Most of the facts about the sun known to us today are fairly recent, coming after the invention of the telescope, photography, spectroscopy, and the launching of satellites.
It appears that the earliest working models of the telescope seem to have been invented by Hans Lippershy in 1608. Just a year later, Galileo was using these devices to do incredible research, helping him discover that the sun was rotating – and fully convincing him that the Heavens were governed by predictible movement. This lead to his later assertion, that the Earth moves around the sun - one of the most basic facts about the sun.

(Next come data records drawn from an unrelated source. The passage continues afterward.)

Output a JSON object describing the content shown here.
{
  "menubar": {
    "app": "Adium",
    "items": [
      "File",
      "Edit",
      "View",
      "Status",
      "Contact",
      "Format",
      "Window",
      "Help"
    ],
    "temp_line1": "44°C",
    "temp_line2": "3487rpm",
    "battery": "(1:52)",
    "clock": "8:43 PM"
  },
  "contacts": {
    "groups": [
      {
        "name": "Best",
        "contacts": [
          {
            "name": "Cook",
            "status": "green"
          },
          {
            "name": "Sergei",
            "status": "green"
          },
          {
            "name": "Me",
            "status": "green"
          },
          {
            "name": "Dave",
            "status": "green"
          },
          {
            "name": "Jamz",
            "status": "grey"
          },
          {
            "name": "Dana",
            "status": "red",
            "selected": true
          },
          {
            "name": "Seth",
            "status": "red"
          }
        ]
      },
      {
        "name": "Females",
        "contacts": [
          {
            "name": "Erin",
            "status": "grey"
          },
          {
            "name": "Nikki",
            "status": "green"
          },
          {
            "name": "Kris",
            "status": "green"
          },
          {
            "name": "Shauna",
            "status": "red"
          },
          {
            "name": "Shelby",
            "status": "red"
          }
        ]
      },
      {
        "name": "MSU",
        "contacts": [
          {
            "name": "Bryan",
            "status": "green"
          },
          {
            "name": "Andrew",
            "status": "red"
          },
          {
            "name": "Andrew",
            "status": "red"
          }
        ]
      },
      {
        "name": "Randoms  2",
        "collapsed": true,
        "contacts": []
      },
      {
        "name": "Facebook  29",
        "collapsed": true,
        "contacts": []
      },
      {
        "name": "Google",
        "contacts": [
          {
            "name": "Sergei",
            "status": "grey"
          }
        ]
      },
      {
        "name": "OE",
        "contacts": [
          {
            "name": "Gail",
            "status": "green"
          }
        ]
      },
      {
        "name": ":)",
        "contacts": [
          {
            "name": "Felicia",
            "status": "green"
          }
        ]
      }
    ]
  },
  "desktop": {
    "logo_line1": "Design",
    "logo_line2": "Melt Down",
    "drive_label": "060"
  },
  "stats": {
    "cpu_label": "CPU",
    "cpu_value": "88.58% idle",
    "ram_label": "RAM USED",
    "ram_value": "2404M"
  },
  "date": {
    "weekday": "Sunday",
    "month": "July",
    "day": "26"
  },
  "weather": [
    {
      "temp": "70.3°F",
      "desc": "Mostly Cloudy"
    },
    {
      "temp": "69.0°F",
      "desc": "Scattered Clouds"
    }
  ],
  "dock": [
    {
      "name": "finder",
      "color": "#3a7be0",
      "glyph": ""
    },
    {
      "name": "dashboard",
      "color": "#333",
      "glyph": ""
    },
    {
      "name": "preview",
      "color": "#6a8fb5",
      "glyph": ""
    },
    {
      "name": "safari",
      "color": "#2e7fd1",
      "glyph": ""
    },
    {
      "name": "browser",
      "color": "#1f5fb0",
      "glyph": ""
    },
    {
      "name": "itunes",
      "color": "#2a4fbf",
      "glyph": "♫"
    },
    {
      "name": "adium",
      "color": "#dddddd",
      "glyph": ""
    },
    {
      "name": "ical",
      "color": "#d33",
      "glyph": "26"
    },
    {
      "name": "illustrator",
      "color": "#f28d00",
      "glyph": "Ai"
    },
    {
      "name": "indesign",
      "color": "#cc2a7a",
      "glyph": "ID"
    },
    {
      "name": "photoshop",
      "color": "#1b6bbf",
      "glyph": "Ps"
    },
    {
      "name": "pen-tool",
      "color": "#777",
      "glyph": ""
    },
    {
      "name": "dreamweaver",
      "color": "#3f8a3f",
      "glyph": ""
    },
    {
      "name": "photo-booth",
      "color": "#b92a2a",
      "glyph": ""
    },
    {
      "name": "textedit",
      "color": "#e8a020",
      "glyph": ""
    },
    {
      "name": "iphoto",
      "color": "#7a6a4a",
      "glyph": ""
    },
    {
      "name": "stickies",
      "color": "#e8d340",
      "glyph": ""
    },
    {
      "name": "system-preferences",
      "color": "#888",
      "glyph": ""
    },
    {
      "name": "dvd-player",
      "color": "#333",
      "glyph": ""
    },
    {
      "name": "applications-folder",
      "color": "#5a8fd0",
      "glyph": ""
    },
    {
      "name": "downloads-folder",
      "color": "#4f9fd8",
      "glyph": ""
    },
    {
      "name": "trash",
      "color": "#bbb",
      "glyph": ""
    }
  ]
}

However it wasn't until the invention of photography and spectroscopy in the 19th century, combined with proper record keeping, that proper solar research could begin, and we could finally learn some more useful facts about the sun.
On September 1st, 1859, a British astronomer observed and recorded for the first time a major coronal mass ejection / solar flare, now known as the “Carrington Event”. As the radiation from the storm hit the Earth it knocked out telegraphs - the world’s first electromagnetic-based communications system. Since then a number of solar storms have demonstrated the fragility of our electronic communications and power systems.
Click on the following links to learn more about Coronal Mass Ejections or about why NASA and other scientists are concerned that an even worse scenario than what happened in 1859 could occur in 2012.